top of page

Guías Médicas por Condición

COPD and Lung Disease


Hospice eligibility guidelines for COPD and lung disease are: 

Major characteristics
  • Dyspnea at rest or with minimal exertion 

  • Dyspnea unresponsive or poorly responsive to bronchodilator therapy 

  • Progression of chronic pulmonary disease as evidenced by one or more of the following: 

  • Frequent use of medical services, including hospitalizations, emergency visits and/or physician outpatient visits, due to symptoms of pulmonary disease. 

  • Frequent episodes of bronchitis or pneumonia.

  • Unintentional weight loss of ≥ 10 percent body weight over the preceding six months. 

  • Progressive inability to independently perform various activities of daily living (ADL's) or an increasing dependency with ADL's, resulting in a progressively lower performance status.

Other important critical factors
  • Cor pulmonale 

  • Continuous chronic oxygen therapy 

  • Resting tachycardia > 100/minute 

  • Steroid-dependent 

  • Cyanosis 

Abnormal laboratory findings 

While these laboratory studies may be helpful to the clinician when considering patient appropriateness for hospice services, they are not required for patient admission. 

  • FEV1 ≤ 30 percent predicted post-bronchodilator 

  • Serial decreases in FEV1 of at least 40 ml/year over several years 

  • PO2 ≤ 55 on room air 

  • O2 sat. ≤ 88 percent on room air 

  • Persistent hypercarbia (PCO2) ≥ 50 mm HG 

Hospice Clinical Appropriateness: End-Stage COPD and Other Forms of Lung Disease 

Physicians may use clinical guidelines to identify patients in the final six months of lung disease.

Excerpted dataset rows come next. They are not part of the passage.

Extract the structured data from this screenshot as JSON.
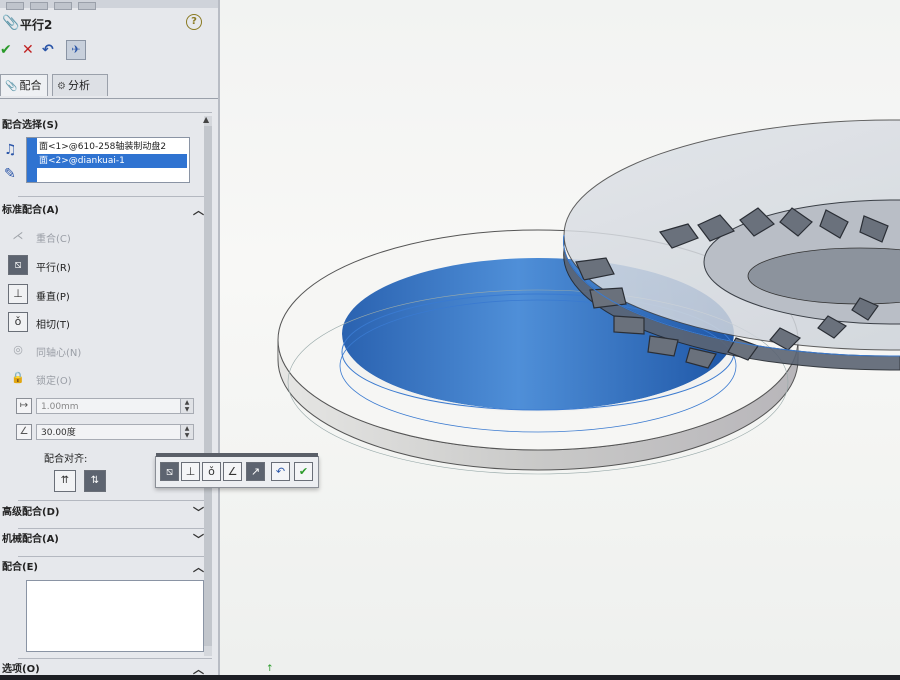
{
  "feature": {
    "title": "平行2"
  },
  "actions": {
    "ok": "✔",
    "cancel": "✕",
    "undo": "↶",
    "pin": "✈"
  },
  "tabs": [
    {
      "label": "配合"
    },
    {
      "label": "分析"
    }
  ],
  "sections": {
    "mate_selections": "配合选择(S)",
    "standard_mates": "标准配合(A)",
    "advanced_mates": "高级配合(D)",
    "mechanical_mates": "机械配合(A)",
    "mates": "配合(E)",
    "options": "选项(O)"
  },
  "selections": [
    "面<1>@610-258轴装制动盘2",
    "面<2>@diankuai-1"
  ],
  "standard_mates": [
    {
      "label": "重合(C)",
      "icon": "coincident-icon",
      "state": "dim"
    },
    {
      "label": "平行(R)",
      "icon": "parallel-icon",
      "state": "active"
    },
    {
      "label": "垂直(P)",
      "icon": "perpendicular-icon",
      "state": "normal"
    },
    {
      "label": "相切(T)",
      "icon": "tangent-icon",
      "state": "normal"
    },
    {
      "label": "同轴心(N)",
      "icon": "concentric-icon",
      "state": "dim"
    },
    {
      "label": "锁定(O)",
      "icon": "lock-icon",
      "state": "dim"
    }
  ],
  "distance": {
    "value": "1.00mm"
  },
  "angle": {
    "value": "30.00度"
  },
  "alignment": {
    "label": "配合对齐:"
  },
  "popup_toolbar": [
    "parallel",
    "perpendicular",
    "tangent",
    "angle",
    "flip",
    "undo",
    "ok"
  ]
}
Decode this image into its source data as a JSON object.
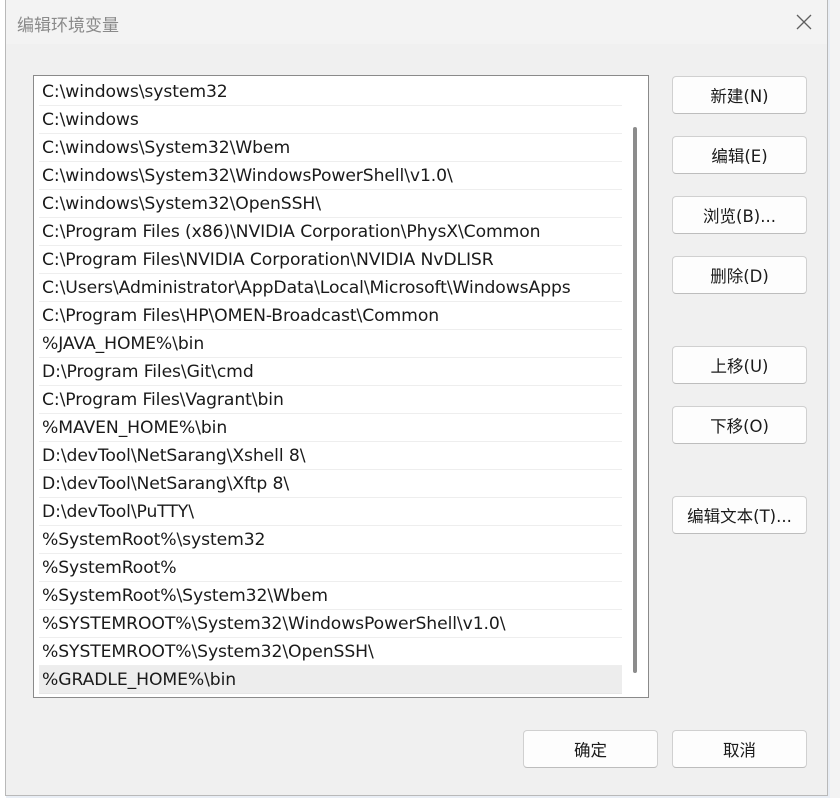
{
  "dialog": {
    "title": "编辑环境变量"
  },
  "path_list": {
    "items": [
      "C:\\windows\\system32",
      "C:\\windows",
      "C:\\windows\\System32\\Wbem",
      "C:\\windows\\System32\\WindowsPowerShell\\v1.0\\",
      "C:\\windows\\System32\\OpenSSH\\",
      "C:\\Program Files (x86)\\NVIDIA Corporation\\PhysX\\Common",
      "C:\\Program Files\\NVIDIA Corporation\\NVIDIA NvDLISR",
      "C:\\Users\\Administrator\\AppData\\Local\\Microsoft\\WindowsApps",
      "C:\\Program Files\\HP\\OMEN-Broadcast\\Common",
      "%JAVA_HOME%\\bin",
      "D:\\Program Files\\Git\\cmd",
      "C:\\Program Files\\Vagrant\\bin",
      "%MAVEN_HOME%\\bin",
      "D:\\devTool\\NetSarang\\Xshell 8\\",
      "D:\\devTool\\NetSarang\\Xftp 8\\",
      "D:\\devTool\\PuTTY\\",
      "%SystemRoot%\\system32",
      "%SystemRoot%",
      "%SystemRoot%\\System32\\Wbem",
      "%SYSTEMROOT%\\System32\\WindowsPowerShell\\v1.0\\",
      "%SYSTEMROOT%\\System32\\OpenSSH\\",
      "%GRADLE_HOME%\\bin"
    ],
    "selected_index": 21
  },
  "buttons": {
    "new": "新建(N)",
    "edit": "编辑(E)",
    "browse": "浏览(B)...",
    "delete": "删除(D)",
    "move_up": "上移(U)",
    "move_down": "下移(O)",
    "edit_text": "编辑文本(T)...",
    "ok": "确定",
    "cancel": "取消"
  },
  "icons": {
    "close": "close-icon"
  }
}
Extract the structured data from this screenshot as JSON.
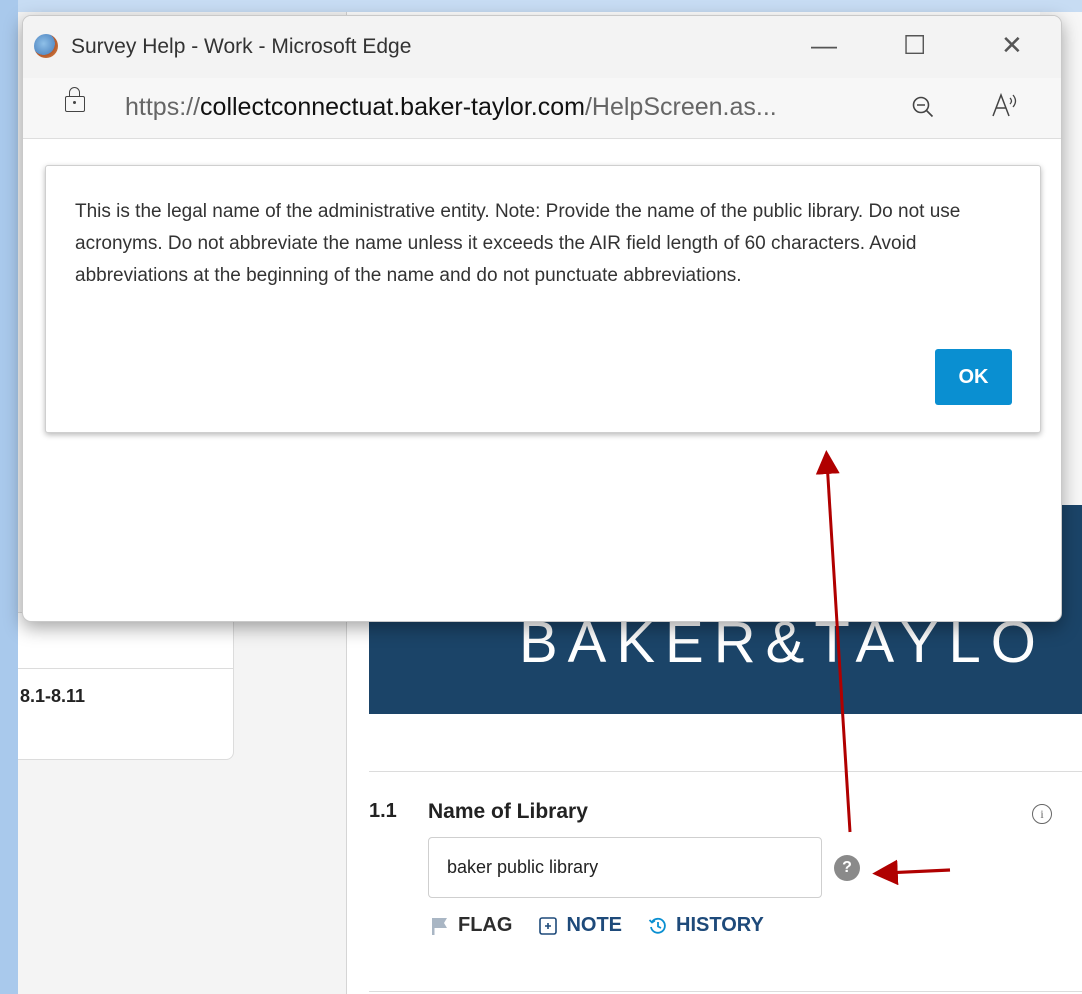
{
  "popup": {
    "window_title": "Survey Help - Work - Microsoft Edge",
    "controls": {
      "minimize": "—",
      "maximize": "☐",
      "close": "✕"
    },
    "url": {
      "protocol": "https://",
      "host": "collectconnectuat.baker-taylor.com",
      "path": "/HelpScreen.as..."
    },
    "dialog": {
      "message": "This is the legal name of the administrative entity. Note: Provide the name of the public library. Do not use acronyms. Do not abbreviate the name unless it exceeds the AIR field length of 60 characters. Avoid abbreviations at the beginning of the name and do not punctuate abbreviations.",
      "ok_label": "OK"
    }
  },
  "sidebar": {
    "section_label": "8.1-8.11"
  },
  "banner": {
    "brand_text": "BAKER&TAYLO"
  },
  "question": {
    "number": "1.1",
    "title": "Name of Library",
    "value": "baker public library",
    "help_label": "?",
    "info_label": "i",
    "actions": {
      "flag": "FLAG",
      "note": "NOTE",
      "history": "HISTORY"
    }
  },
  "icons": {
    "app": "edge-app-icon",
    "lock": "lock-icon",
    "zoom": "zoom-out-icon",
    "read_aloud": "read-aloud-icon",
    "flag": "flag-icon",
    "note": "note-icon",
    "history": "history-icon"
  },
  "colors": {
    "ok_button": "#0a8fd1",
    "banner": "#1b4468",
    "link": "#1e4a7a",
    "annotation_arrow": "#b00000"
  }
}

When it comes to end-of-life care, patients should be both physiologically and psychologically hospice-appropriate.

Hospice care is designed to help patients who: 
  • Are dyspneic at rest or with minimal exertion 

  • Have progressed to the point where they spend most of their days at home 

  • Have experienced repeated emergency visits (one or more each quarter) due to infection or episodes of respiratory failure 

  • Have endured repeated hospitalizations (one or more each quarter) and no longer wish to be admitted 

  • No longer wish to be intubated 

Hospicio Toque de Amor counsels patients and their families about their goals and alternative ways to manage symptoms to prevent unwanted hospitalization and intubation.

Types of nonmalignant, life-limiting, chronic lung diseases: 
  • Chronic obstructive pulmonary disorder (COPD) 

  • Emphysema 

  • Chronic bronchitis 

  • Chronic asthma 

  • Bronchiectasis 

  • Pulmonary fibrosis 

  • Cystic fibrosis 

  • End-stage tuberculosis 

Specialized Hospice Program for Patients with End-Stage COPD and Other Lung Diseases 

Dyspnea and the anxiety it causes are two of the most distressing symptoms that patients experience. These can often be treated using a combination of clinical therapies and the individual, 24-hour support that hospice offers. The hospice plan of care for end-stage lung disease includes: 

  • Comprehensive evaluation by all members of the interdisciplinary team 

  • Pre-emergency care planning consistent with the patient’s needs and goals 

  • Pharmacologic and non-pharmacologic interventions to reduce episodes of respiratory distress 

  • 24-hour response upon onset of respiratory distress using a customized emergency protocol 

  • Caregiving objectives focused on improving the patient's quality of life 

CMS Medicare provides these guidelines as a convenient tool. They do not take the place of a physician's professional judgment.

bottom of page